*** (of four)
Does anyone remember? Was it Fear of a Black Hat
or "In Living Color" or "Saturday Night Live" that had a parody rap act performing a song whose repeated hook and entire lyrical focus was, "I'm black y'all, black y'all / Blickity-blickity-black y'all"?
It was overstated humor of the absurd, and like a decade and a half later, here's Saul Williams with damn near the same hook, except more prolonged and pronounced. And meant to be taken seriously.
The Williams style is half-spoken word, half-jazz, half-hip-hop, half-reggae and half-industrial. That's four halves, and as Saul constantly reminds you, each half is non-Caucasian: "They say you're too black / Man I think I'm too black / Do you think I'm too black? / I think I'm too black / I think I'm too black / I think I'm too blacka-blacka-blacka-black."*
Yeah, the lyrics here are all about confessional time, and Saul pulls it off. This street poet who has played Lollapalooza is still insecure about being chided in school for the color of his skin. Apparently, someone kidded around and called him "Chuck D" in sixth grade, and he hasn't forgotten it. (Though, when you think about it, wouldn't calling someone "Flavor Flav" be the bigger insult?)

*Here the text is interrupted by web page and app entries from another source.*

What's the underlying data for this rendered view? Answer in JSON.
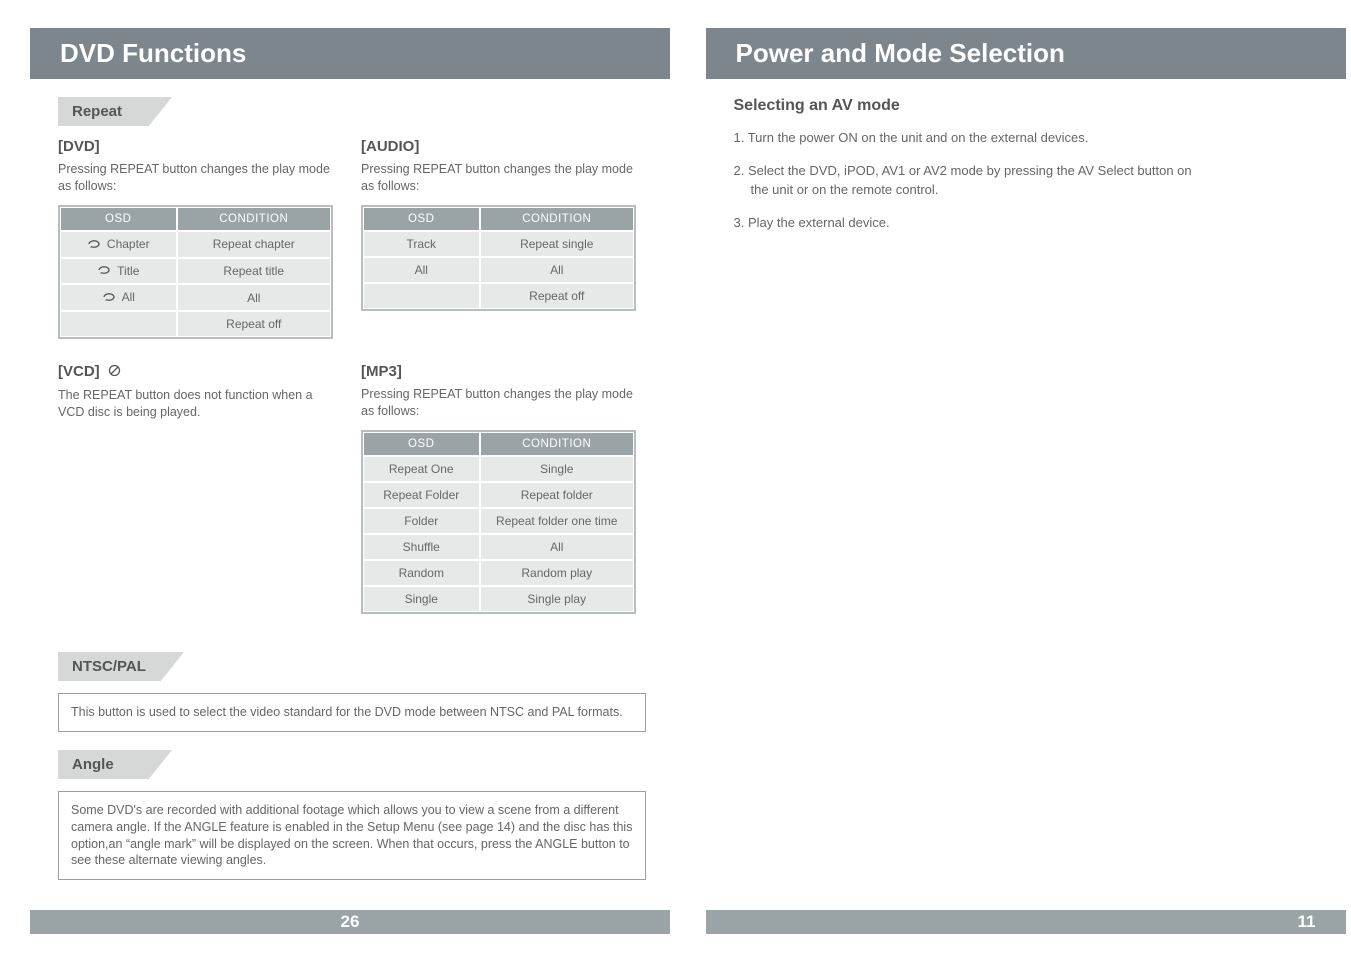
{
  "left": {
    "title": "DVD Functions",
    "repeat": {
      "tab": "Repeat",
      "dvd": {
        "heading": "[DVD]",
        "desc": "Pressing REPEAT button changes the play mode as follows:",
        "headers": [
          "OSD",
          "CONDITION"
        ],
        "rows": [
          {
            "osd": "Chapter",
            "cond": "Repeat chapter",
            "icon": true
          },
          {
            "osd": "Title",
            "cond": "Repeat title",
            "icon": true
          },
          {
            "osd": "All",
            "cond": "All",
            "icon": true
          },
          {
            "osd": "",
            "cond": "Repeat off",
            "icon": false
          }
        ]
      },
      "audio": {
        "heading": "[AUDIO]",
        "desc": "Pressing REPEAT button changes the play mode as follows:",
        "headers": [
          "OSD",
          "CONDITION"
        ],
        "rows": [
          {
            "osd": "Track",
            "cond": "Repeat single"
          },
          {
            "osd": "All",
            "cond": "All"
          },
          {
            "osd": "",
            "cond": "Repeat off"
          }
        ]
      },
      "vcd": {
        "heading": "[VCD]",
        "desc": "The REPEAT button does not function when a VCD disc is being played."
      },
      "mp3": {
        "heading": "[MP3]",
        "desc": "Pressing REPEAT button changes the play mode as follows:",
        "headers": [
          "OSD",
          "CONDITION"
        ],
        "rows": [
          {
            "osd": "Repeat One",
            "cond": "Single"
          },
          {
            "osd": "Repeat Folder",
            "cond": "Repeat folder"
          },
          {
            "osd": "Folder",
            "cond": "Repeat folder one time"
          },
          {
            "osd": "Shuffle",
            "cond": "All"
          },
          {
            "osd": "Random",
            "cond": "Random play"
          },
          {
            "osd": "Single",
            "cond": "Single play"
          }
        ]
      }
    },
    "ntsc": {
      "tab": "NTSC/PAL",
      "text": "This button is used to select the video standard for the DVD mode between NTSC and PAL formats."
    },
    "angle": {
      "tab": "Angle",
      "text": "Some DVD's are recorded with additional footage which allows you to view a scene from a different camera angle. If the ANGLE feature is enabled in the Setup Menu (see page 14) and the disc has this option,an “angle mark” will be displayed on the screen. When that occurs, press the ANGLE button to see these alternate viewing angles."
    },
    "page_number": "26"
  },
  "right": {
    "title": "Power and Mode Selection",
    "heading": "Selecting an AV mode",
    "items": {
      "i1": "1. Turn the power ON on the unit and on the external devices.",
      "i2a": "2. Select the DVD, iPOD, AV1 or AV2 mode by pressing the AV Select button on",
      "i2b": "the unit or on the remote control.",
      "i3": "3. Play the external device."
    },
    "page_number": "11"
  }
}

And, as the song title reveals, he apparently was called "Black Stacey" by his adolescent peers. Which to me sounds like a name the Mattel corporation would give to one of Barbie's friends. Kind of a C-minus on the junior high insult scale but, I suppose, something you wouldn't forget when, say, you were trying to write your breakthrough single

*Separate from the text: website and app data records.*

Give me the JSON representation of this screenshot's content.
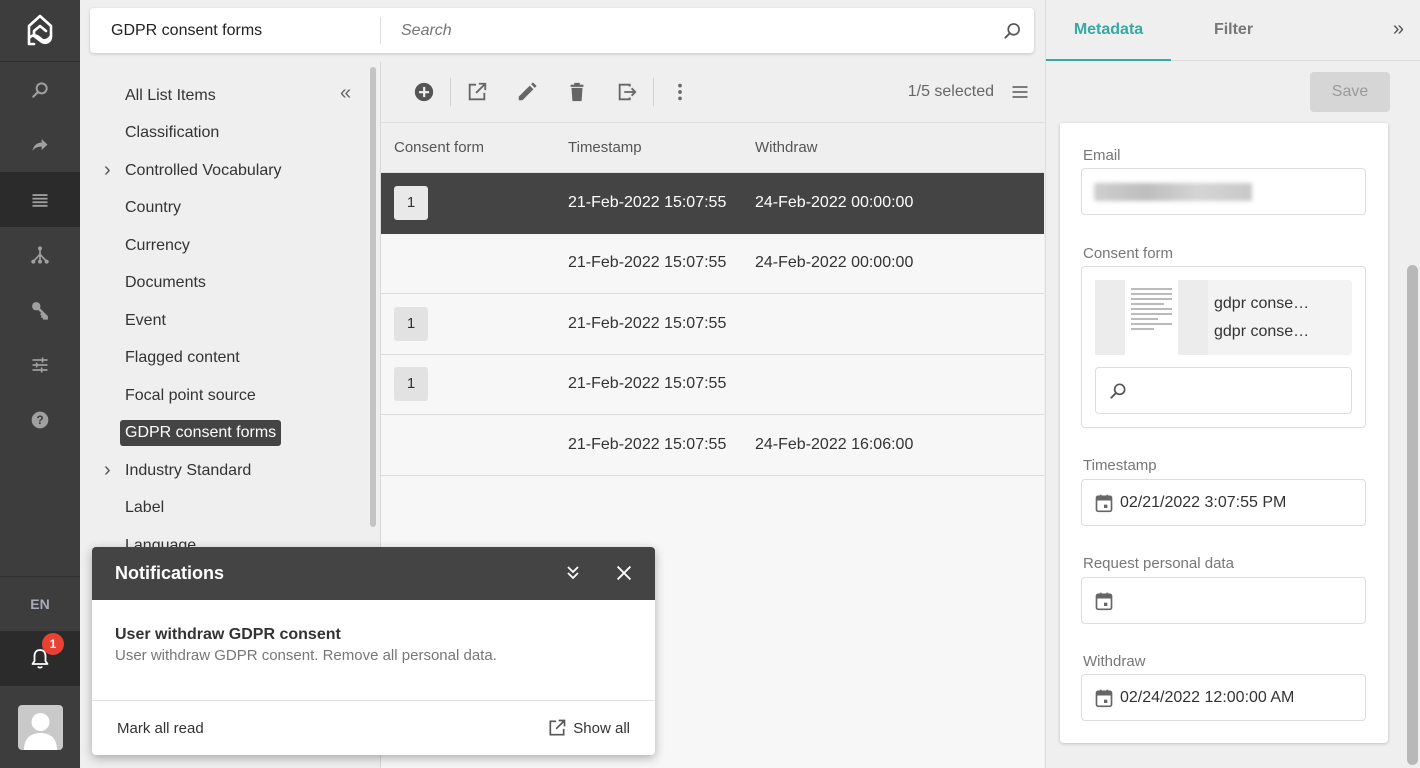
{
  "rail": {
    "items": [
      {
        "icon": "search-icon"
      },
      {
        "icon": "share-icon"
      },
      {
        "icon": "list-icon",
        "active": true
      },
      {
        "icon": "hierarchy-icon"
      },
      {
        "icon": "key-icon"
      },
      {
        "icon": "sliders-icon"
      },
      {
        "icon": "help-icon"
      }
    ],
    "language": "EN",
    "notification_count": "1"
  },
  "topbar": {
    "title": "GDPR consent forms",
    "search_placeholder": "Search"
  },
  "tree": {
    "items": [
      {
        "label": "All List Items",
        "expandable": false
      },
      {
        "label": "Classification",
        "expandable": false
      },
      {
        "label": "Controlled Vocabulary",
        "expandable": true
      },
      {
        "label": "Country",
        "expandable": false
      },
      {
        "label": "Currency",
        "expandable": false
      },
      {
        "label": "Documents",
        "expandable": false
      },
      {
        "label": "Event",
        "expandable": false
      },
      {
        "label": "Flagged content",
        "expandable": false
      },
      {
        "label": "Focal point source",
        "expandable": false
      },
      {
        "label": "GDPR consent forms",
        "expandable": false,
        "selected": true
      },
      {
        "label": "Industry Standard",
        "expandable": true
      },
      {
        "label": "Label",
        "expandable": false
      },
      {
        "label": "Language",
        "expandable": false
      }
    ]
  },
  "toolbar": {
    "selection_count": "1/5 selected"
  },
  "grid": {
    "columns": [
      "Consent form",
      "Timestamp",
      "Withdraw"
    ],
    "rows": [
      {
        "consent_form": "1",
        "timestamp": "21-Feb-2022 15:07:55",
        "withdraw": "24-Feb-2022 00:00:00",
        "selected": true
      },
      {
        "consent_form": "",
        "timestamp": "21-Feb-2022 15:07:55",
        "withdraw": "24-Feb-2022 00:00:00"
      },
      {
        "consent_form": "1",
        "timestamp": "21-Feb-2022 15:07:55",
        "withdraw": ""
      },
      {
        "consent_form": "1",
        "timestamp": "21-Feb-2022 15:07:55",
        "withdraw": ""
      },
      {
        "consent_form": "",
        "timestamp": "21-Feb-2022 15:07:55",
        "withdraw": "24-Feb-2022 16:06:00"
      }
    ]
  },
  "rpanel": {
    "tabs": [
      {
        "label": "Metadata",
        "active": true
      },
      {
        "label": "Filter",
        "active": false
      }
    ],
    "save_label": "Save",
    "accent": "#35a9a4",
    "fields": {
      "email_label": "Email",
      "consent_label": "Consent form",
      "consent_assets": [
        "gdpr conse…",
        "gdpr conse…"
      ],
      "timestamp_label": "Timestamp",
      "timestamp_value": "02/21/2022 3:07:55 PM",
      "request_label": "Request personal data",
      "request_value": "",
      "withdraw_label": "Withdraw",
      "withdraw_value": "02/24/2022 12:00:00 AM"
    }
  },
  "notifications": {
    "title": "Notifications",
    "item_title": "User withdraw GDPR consent",
    "item_text": "User withdraw GDPR consent. Remove all personal data.",
    "mark_all_read": "Mark all read",
    "show_all": "Show all"
  }
}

But I'm here to talk about the video, right? Ostensibly. Well, Black Stacey is indeed black - about four Hershey bars out of five on the complexion scale. In case you forgot that, he paints tribesman dots all over his face and refuses to wear any clothing over his beltline.
"Black Stacey" is low-medium budget but looks fucking rich and classy, lighting and color-wise. Half the time, Williams is seen in a three-quarters shot, medium close-up, with half of his face plunged into, er, darkness. Saul also stands outdoors in an old-school red leather jacket, holding a vintage boombox while performing in front of a dingy blue-steel-ribbed warehouse.

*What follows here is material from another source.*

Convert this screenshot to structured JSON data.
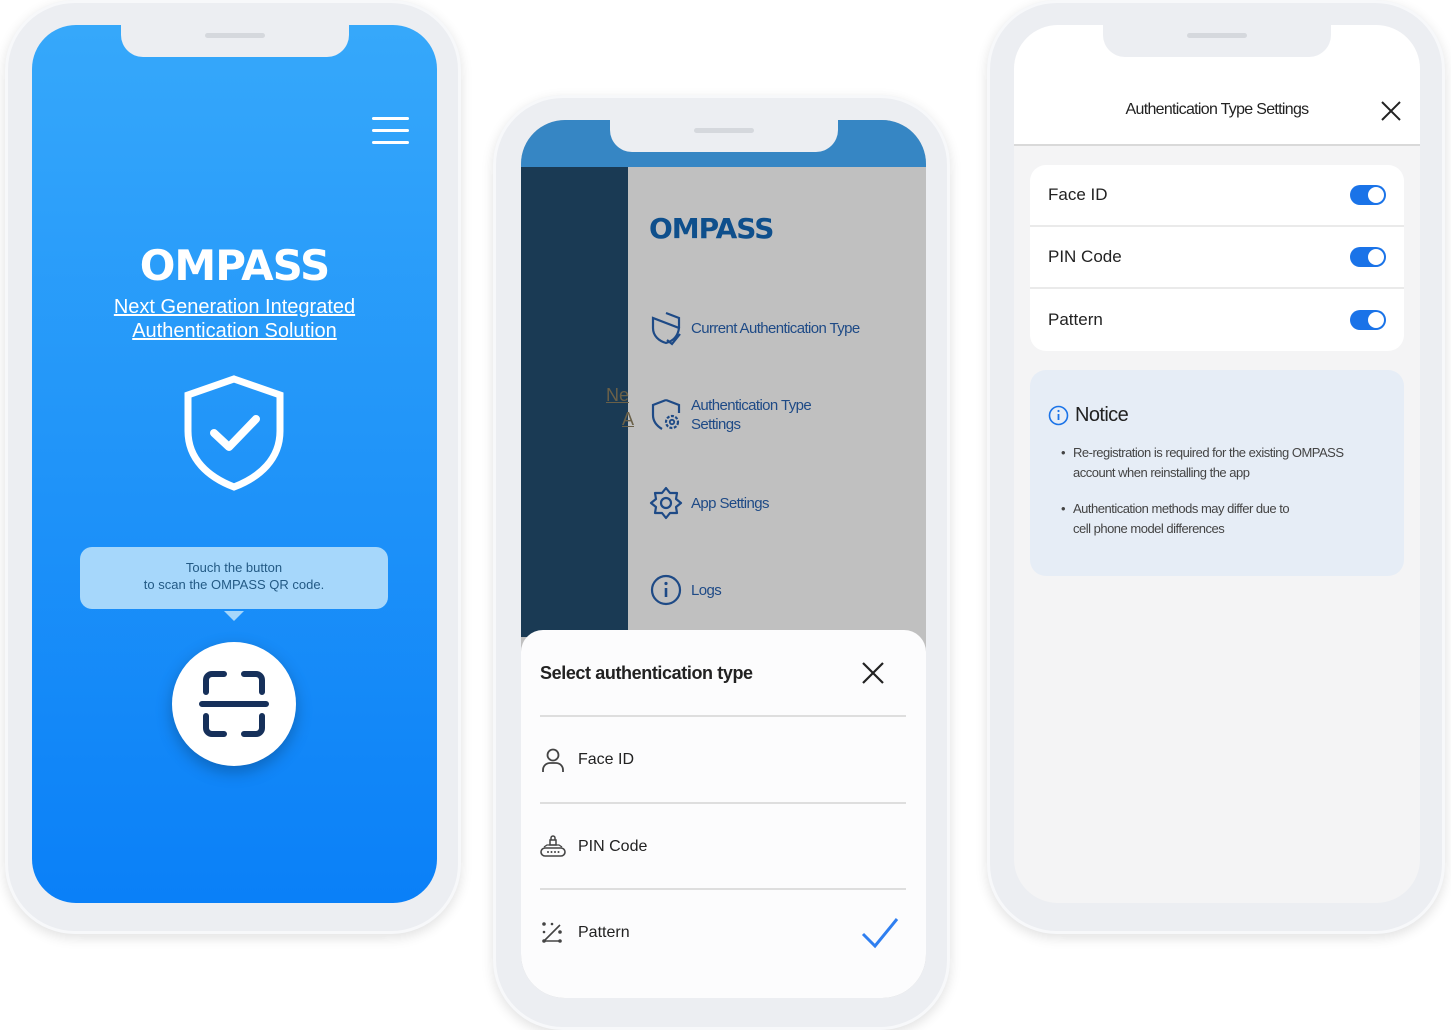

If this doesn't grab you at all the first time - if you're thinking, whiny fucker, too repetitious, get over it, kind of laughable at heart,
watch it again. If you still think that, watch it a third time. Then get high, get drunk and sentimental, get in confessional mode. Watch it four times with a good buzz on, and you'll feel what this guy's saying. Hypothetically, of course.
* = Saul, you should be glad political correctness hasn't completely taken over - imagine the syllable crunch as a lyricist if you were forced to call yourself African American: "They say you're too African American / Man I think I'm too African American / Do you think I'm too African American? / I think I'm too African American / I think I'm too African American / I think I'm too Afri-Afri-Afri-African American."